(Information provided)
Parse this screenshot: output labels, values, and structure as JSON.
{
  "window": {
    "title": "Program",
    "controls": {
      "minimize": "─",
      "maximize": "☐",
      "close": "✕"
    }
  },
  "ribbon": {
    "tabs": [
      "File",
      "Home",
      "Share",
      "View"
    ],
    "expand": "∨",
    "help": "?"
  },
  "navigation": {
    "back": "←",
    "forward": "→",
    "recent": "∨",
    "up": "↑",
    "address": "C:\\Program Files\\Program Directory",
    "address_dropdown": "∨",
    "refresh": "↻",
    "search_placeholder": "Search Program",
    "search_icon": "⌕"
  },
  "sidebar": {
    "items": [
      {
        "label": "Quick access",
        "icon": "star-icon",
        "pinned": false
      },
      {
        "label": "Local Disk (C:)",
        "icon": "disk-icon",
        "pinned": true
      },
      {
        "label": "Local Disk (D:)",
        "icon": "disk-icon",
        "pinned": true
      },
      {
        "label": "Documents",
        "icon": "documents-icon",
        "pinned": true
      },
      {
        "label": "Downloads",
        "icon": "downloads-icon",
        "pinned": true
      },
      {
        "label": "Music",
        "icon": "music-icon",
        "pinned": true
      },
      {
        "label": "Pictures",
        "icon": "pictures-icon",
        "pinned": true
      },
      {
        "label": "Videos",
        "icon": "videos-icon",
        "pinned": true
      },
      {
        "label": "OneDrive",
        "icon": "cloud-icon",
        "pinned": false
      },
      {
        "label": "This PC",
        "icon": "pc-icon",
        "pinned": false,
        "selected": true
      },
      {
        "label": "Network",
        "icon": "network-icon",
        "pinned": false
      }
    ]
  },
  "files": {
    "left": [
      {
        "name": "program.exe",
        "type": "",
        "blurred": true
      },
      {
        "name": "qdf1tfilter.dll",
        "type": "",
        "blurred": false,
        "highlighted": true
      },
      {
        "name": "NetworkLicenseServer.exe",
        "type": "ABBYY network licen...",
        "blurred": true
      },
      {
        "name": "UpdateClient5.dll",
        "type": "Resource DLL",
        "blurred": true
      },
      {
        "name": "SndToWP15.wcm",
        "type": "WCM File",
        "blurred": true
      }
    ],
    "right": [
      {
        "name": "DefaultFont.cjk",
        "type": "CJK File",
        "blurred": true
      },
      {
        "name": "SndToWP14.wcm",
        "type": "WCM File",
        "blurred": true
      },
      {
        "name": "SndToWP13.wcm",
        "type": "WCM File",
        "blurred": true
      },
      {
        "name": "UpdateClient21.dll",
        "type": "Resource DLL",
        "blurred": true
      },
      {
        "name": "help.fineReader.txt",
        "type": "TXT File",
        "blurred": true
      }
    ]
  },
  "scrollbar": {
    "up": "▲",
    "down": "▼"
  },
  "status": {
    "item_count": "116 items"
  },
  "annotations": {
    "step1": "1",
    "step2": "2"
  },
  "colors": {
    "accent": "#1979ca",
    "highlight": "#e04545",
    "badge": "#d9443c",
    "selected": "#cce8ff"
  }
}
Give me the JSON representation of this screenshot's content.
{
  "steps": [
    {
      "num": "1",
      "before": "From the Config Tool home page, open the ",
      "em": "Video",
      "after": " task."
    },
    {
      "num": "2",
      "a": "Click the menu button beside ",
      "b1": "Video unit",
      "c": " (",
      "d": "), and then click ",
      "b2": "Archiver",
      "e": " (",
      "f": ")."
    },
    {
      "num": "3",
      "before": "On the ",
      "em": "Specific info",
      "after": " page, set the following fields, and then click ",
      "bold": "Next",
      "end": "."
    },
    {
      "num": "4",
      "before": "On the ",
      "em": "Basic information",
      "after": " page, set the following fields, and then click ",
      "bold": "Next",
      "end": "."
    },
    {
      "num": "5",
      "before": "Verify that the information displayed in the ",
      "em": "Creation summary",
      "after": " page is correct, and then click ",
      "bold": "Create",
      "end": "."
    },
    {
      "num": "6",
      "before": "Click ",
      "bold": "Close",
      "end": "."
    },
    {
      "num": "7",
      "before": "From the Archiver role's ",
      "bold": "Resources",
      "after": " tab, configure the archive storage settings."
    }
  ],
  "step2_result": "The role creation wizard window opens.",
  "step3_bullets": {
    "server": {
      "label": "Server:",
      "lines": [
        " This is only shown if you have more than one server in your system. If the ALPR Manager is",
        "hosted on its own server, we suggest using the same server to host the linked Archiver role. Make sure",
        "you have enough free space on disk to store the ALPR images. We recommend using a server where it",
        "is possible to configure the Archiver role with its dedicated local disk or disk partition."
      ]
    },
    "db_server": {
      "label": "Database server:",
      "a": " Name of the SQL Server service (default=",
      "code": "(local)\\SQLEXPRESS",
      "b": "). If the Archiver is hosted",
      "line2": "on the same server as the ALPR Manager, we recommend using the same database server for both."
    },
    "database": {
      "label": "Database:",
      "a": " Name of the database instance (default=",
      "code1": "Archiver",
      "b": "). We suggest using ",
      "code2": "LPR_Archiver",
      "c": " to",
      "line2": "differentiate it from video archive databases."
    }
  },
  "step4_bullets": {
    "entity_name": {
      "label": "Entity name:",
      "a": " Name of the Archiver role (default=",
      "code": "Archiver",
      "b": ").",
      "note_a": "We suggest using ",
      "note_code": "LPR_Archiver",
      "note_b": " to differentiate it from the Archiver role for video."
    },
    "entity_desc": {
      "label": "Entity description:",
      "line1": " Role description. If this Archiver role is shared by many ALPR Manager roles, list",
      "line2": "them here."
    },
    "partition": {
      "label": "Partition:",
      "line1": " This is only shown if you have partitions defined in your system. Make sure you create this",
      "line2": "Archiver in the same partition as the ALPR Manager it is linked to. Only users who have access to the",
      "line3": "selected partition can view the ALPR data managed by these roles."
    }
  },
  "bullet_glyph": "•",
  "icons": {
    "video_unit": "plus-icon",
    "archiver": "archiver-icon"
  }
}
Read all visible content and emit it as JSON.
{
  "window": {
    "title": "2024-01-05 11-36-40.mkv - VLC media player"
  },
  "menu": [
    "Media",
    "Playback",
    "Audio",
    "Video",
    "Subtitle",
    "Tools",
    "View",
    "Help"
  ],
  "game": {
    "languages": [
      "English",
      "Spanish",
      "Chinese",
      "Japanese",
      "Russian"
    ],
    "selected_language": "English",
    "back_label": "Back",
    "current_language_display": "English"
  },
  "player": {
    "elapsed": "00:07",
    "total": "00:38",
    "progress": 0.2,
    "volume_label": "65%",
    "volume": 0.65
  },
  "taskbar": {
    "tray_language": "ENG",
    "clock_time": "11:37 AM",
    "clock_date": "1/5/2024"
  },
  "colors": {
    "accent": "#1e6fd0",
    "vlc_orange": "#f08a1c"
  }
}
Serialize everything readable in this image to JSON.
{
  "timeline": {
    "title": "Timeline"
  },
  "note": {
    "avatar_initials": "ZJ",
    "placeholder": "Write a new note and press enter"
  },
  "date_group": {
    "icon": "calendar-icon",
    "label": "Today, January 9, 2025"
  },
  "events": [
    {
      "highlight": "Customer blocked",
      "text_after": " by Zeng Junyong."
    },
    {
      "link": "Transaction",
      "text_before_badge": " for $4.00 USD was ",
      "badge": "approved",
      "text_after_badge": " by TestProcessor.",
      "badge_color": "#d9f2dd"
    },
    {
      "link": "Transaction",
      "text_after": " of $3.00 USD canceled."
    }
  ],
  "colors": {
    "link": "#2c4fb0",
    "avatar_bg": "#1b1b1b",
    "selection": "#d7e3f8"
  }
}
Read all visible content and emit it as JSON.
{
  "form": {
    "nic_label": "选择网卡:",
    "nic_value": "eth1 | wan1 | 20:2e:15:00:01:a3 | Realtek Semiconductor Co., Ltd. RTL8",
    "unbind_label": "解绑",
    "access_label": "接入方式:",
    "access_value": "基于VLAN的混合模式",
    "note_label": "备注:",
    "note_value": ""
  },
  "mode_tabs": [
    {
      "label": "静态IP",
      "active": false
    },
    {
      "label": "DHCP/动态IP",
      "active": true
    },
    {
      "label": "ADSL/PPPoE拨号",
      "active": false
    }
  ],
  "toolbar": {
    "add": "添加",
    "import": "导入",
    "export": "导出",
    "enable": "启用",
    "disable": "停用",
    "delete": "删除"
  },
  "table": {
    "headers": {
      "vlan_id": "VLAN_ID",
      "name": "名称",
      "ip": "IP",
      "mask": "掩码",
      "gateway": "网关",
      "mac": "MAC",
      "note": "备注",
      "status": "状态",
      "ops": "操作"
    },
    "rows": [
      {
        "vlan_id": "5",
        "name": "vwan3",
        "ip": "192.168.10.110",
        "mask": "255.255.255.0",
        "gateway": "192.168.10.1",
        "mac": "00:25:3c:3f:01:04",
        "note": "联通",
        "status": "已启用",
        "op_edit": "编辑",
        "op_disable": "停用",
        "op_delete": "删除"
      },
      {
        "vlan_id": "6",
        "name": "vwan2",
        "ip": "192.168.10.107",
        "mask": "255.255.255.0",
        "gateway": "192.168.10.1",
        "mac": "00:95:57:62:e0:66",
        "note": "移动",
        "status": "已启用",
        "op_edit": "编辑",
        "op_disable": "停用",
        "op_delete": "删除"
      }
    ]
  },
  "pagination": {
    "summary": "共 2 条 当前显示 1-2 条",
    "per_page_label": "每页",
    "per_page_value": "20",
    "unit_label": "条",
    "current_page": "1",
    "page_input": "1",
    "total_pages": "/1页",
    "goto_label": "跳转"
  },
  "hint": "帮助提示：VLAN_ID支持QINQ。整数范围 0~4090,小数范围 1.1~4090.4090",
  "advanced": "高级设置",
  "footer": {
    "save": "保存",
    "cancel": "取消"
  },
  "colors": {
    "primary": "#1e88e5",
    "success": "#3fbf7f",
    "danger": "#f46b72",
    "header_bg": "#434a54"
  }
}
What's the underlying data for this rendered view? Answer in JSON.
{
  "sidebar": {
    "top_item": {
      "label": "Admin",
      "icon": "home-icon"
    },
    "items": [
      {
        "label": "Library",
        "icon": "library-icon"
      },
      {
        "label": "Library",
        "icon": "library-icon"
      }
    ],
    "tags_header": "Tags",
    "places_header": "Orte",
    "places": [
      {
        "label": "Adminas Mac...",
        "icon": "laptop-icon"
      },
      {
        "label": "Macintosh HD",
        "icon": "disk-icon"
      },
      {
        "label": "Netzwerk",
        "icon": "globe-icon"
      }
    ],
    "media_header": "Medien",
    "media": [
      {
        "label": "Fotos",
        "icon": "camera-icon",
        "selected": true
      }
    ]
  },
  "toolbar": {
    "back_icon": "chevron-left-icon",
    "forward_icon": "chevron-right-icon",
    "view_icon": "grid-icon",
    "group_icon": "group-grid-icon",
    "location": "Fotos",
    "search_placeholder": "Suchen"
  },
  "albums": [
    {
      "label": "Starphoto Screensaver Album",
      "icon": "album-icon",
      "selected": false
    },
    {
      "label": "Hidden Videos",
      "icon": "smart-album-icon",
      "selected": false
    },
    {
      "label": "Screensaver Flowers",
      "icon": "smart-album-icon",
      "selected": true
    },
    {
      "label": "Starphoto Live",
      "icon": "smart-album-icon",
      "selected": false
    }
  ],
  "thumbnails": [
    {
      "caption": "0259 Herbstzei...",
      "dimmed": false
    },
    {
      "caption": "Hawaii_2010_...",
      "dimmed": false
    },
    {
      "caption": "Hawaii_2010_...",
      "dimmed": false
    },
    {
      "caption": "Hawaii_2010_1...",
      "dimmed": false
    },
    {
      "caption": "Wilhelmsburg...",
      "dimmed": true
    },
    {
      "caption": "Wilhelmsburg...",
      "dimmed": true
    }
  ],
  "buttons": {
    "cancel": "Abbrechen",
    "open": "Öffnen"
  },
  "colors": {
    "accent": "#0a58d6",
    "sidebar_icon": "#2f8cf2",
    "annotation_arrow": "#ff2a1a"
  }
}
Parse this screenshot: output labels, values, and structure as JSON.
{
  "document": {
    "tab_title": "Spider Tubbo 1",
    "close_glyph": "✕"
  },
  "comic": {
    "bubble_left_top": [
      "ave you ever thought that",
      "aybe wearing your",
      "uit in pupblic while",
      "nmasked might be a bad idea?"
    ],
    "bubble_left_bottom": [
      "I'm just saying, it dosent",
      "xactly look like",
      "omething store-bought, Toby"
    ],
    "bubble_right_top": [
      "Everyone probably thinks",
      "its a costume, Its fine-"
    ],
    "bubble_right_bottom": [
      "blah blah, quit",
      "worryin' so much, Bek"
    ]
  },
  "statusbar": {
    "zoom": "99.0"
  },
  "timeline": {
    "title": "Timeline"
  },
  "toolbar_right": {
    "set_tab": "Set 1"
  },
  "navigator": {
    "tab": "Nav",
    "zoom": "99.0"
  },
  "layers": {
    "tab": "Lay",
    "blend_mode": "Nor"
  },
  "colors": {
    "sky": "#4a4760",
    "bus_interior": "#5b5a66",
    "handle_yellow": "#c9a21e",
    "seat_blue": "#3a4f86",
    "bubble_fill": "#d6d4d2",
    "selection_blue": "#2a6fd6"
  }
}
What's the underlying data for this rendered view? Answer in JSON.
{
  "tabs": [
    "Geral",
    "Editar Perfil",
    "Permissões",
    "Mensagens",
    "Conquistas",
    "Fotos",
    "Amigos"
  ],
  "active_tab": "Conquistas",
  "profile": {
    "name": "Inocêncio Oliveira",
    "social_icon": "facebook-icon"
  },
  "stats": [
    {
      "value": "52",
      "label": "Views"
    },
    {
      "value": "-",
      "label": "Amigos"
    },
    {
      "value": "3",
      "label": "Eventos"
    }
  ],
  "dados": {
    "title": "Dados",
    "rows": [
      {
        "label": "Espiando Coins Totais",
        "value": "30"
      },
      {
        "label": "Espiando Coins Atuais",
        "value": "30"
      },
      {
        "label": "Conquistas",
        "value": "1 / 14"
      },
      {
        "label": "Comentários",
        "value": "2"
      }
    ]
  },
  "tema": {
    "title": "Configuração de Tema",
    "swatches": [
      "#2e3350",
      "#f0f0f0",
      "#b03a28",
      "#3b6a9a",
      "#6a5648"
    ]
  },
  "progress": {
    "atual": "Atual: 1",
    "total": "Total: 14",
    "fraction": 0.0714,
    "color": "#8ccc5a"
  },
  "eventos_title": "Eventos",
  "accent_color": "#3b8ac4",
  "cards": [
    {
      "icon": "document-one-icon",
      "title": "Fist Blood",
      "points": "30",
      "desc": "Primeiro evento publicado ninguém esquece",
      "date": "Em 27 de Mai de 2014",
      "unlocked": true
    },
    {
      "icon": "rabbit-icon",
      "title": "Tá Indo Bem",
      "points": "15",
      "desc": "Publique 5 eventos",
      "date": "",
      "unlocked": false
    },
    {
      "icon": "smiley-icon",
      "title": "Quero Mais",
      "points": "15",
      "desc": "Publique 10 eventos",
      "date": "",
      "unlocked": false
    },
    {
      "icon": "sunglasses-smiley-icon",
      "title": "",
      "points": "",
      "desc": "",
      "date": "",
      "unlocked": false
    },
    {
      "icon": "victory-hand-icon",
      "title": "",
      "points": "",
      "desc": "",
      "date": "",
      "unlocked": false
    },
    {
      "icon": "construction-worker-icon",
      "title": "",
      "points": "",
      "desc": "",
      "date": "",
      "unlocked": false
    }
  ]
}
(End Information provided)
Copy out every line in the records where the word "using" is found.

        "hosted on its own server, we suggest using the same server to host the linked Archiver role. Make sure",
        "you have enough free space on disk to store the ALPR images. We recommend using a server where it",
      "line2": "on the same server as the ALPR Manager, we recommend using the same database server for both."
      "b": "). We suggest using ",
      "note_a": "We suggest using ",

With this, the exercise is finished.